Defendants Blanchet and Guillan procured the $100 million, small business set-aside contract with the federal government. The contract was for the provision of foreign language instruction services to the United States Special Operations Command (“SOCOM”). The core of the fraud in this case was that their company did not meet the necessary federal standards to be considered a small business. Both Defendants misrepresented facts about their company and concealed material facts about their company’s affiliation with another, larger company. It was the case both in the initial bid and during the government’s later investigation.
The US Court of Appeals affirmed convictions and sentences of the initial trial court.
According to 18 U.S.C.S. § 371, conspiracy takes place when (1) there exists an agreement between two or more persons to commit a crime; (2) conspirators knowingly and willfully joined or participated in the conspiracy; and (3) they performed an overt act in furtherance of the agreement. The existence of a conspiracy may be proven by circumstantial evidence, i.e. inferences from the conduct of suspects or from circumstantial evidence of the scheme of conspiracy.
The elements of mail and wire fraud are: (1) intentional participation in a scheme to defraud, and, (2) the use of the interstate mails or wires in furtherance of that scheme. However, scheme of conspiracy to commit fraudulent acts must be alleged in existence of material misrepresentation as well as the intentional omission or concealment of a material fact calculated to deceive another out of money or property. A misrepresentation is material if it has a natural tendency to influence, or is capable of influencing, the decision maker to whom it is addressed.
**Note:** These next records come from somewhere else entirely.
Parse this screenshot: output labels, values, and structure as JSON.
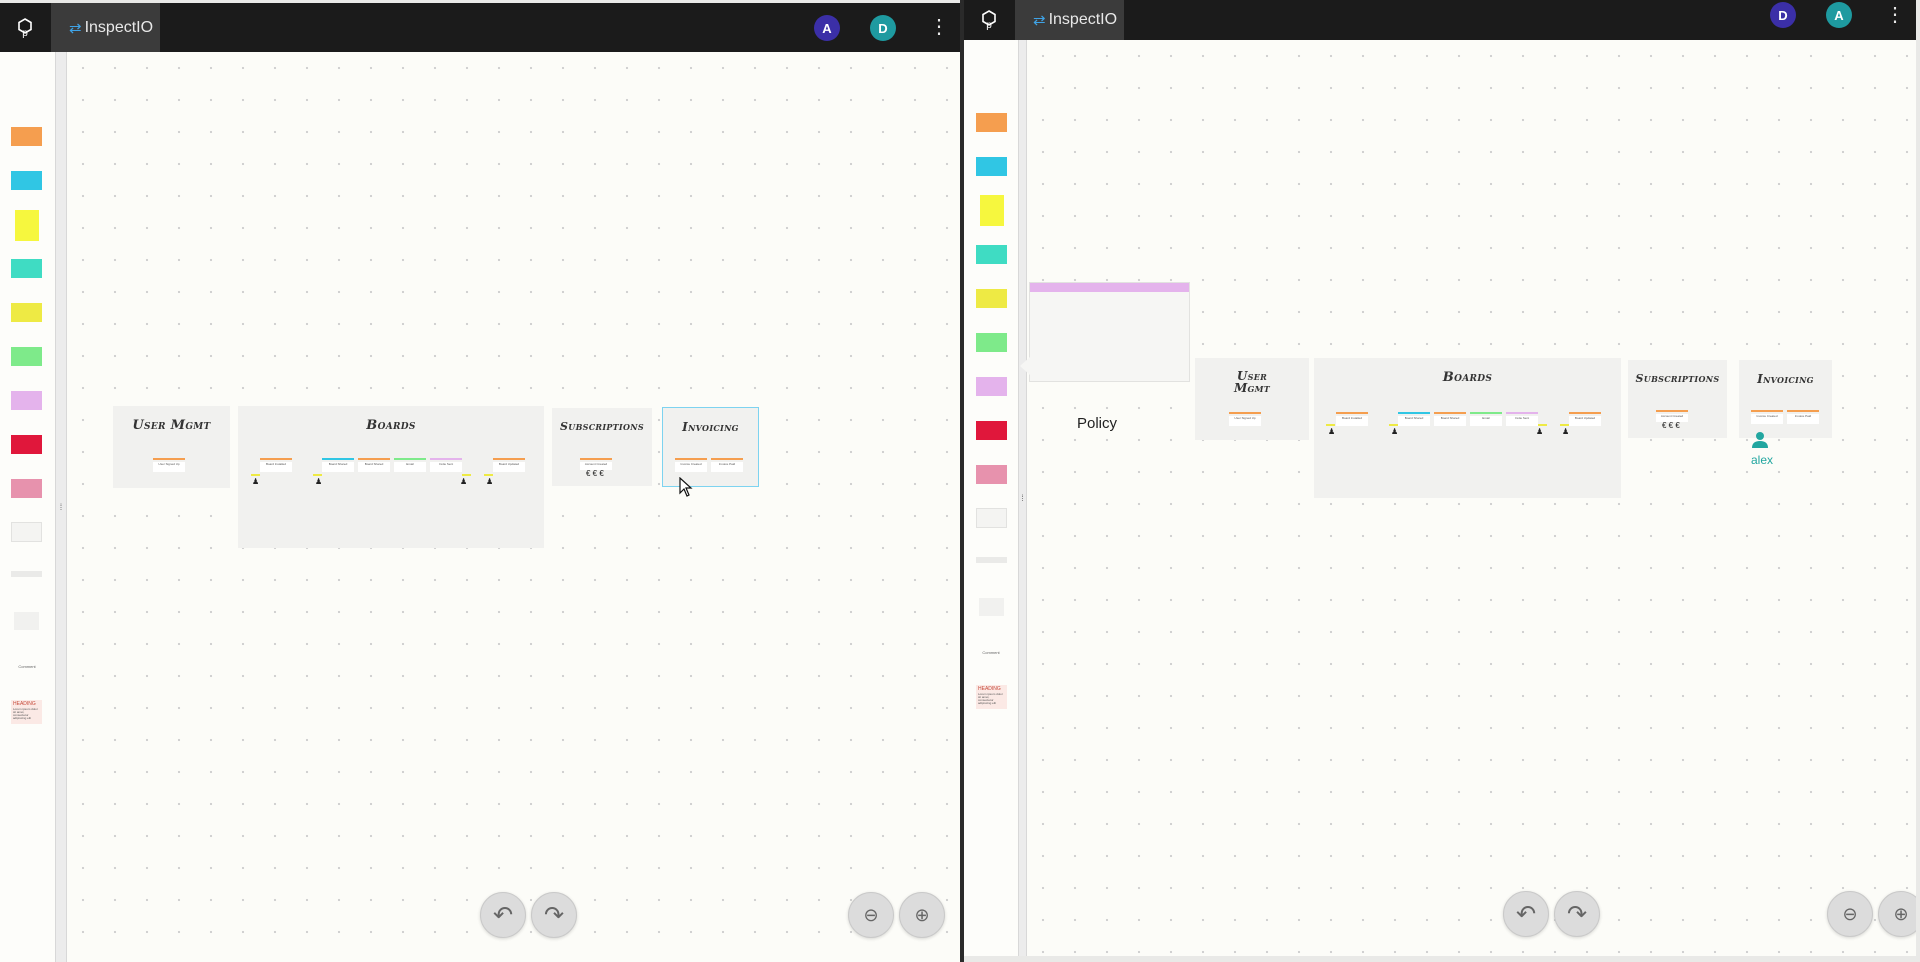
{
  "app": {
    "name": "InspectIO"
  },
  "windows": [
    {
      "tab_label": "InspectIO",
      "logo_letter": "p",
      "avatars": [
        {
          "letter": "A",
          "color": "#3b2fa7"
        },
        {
          "letter": "D",
          "color": "#1e9aa0"
        }
      ],
      "frames": [
        {
          "title": "User Mgmt"
        },
        {
          "title": "Boards"
        },
        {
          "title": "Subscriptions"
        },
        {
          "title": "Invoicing"
        }
      ]
    },
    {
      "tab_label": "InspectIO",
      "logo_letter": "p",
      "avatars": [
        {
          "letter": "D",
          "color": "#3b2fa7"
        },
        {
          "letter": "A",
          "color": "#1e9aa0"
        }
      ],
      "frames": [
        {
          "title": "User Mgmt"
        },
        {
          "title": "Boards"
        },
        {
          "title": "Subscriptions"
        },
        {
          "title": "Invoicing"
        }
      ],
      "policy_label": "Policy",
      "cursor_user": "alex"
    }
  ],
  "palette": {
    "colors": [
      "#f59e4f",
      "#30c6e4",
      "#f6f73e",
      "#3fdcc3",
      "#eeea44",
      "#7eea8a",
      "#e4b3ec",
      "#e0173b",
      "#e792ad",
      "#f4f4f2",
      "#eaeae8",
      "#f1f1ef"
    ],
    "comment_label": "Comment",
    "heading_label": "HEADING",
    "heading_body": "Lorem ipsum dolor sit amet, consectetur adipiscing elit"
  },
  "notes": {
    "user_signed_up": "User Signed Up",
    "board_installed": "Board Installed",
    "board_shared": "Board Shared",
    "email": "Email",
    "invite_sent": "Invite Sent",
    "board_updated": "Board Updated",
    "account_created": "Account Created",
    "invoice_created": "Invoice Created",
    "invoice_paid": "Invoice Paid"
  },
  "controls": {
    "undo_icon": "undo-icon",
    "redo_icon": "redo-icon",
    "zoom_out_icon": "zoom-out-icon",
    "zoom_in_icon": "zoom-in-icon"
  }
}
Whether trial court judged correctly on one count of conspiracy to defraud the US in violation of 18 U.S.C.S. § 371, as well as five counts of wire fraud in violation of 18 U.S.C.S. §§ 1343 and 2.
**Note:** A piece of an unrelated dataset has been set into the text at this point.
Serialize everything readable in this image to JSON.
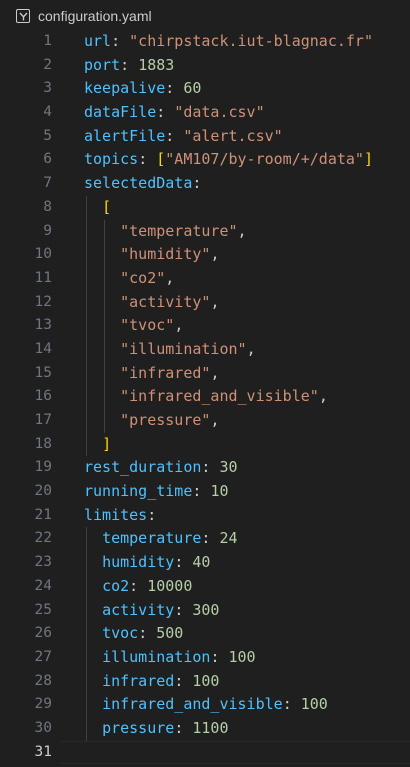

The appellate court upheld the verdict that defendants willfully and maliciously defrauded in order to obtain a small business set-aside contract with the federal government. It was admitted that the company’s affiliation with another larger company was concealed through misrepresentation. Hence, the appellate court was convinced that delinquents consciously and knowingly sent and received the proceeds from their illicitly-obtained contract over the interstate wires. The court also did accept that “district court did not abuse its discretion in permitting a government lay witness to testify without being qualified as an expert”.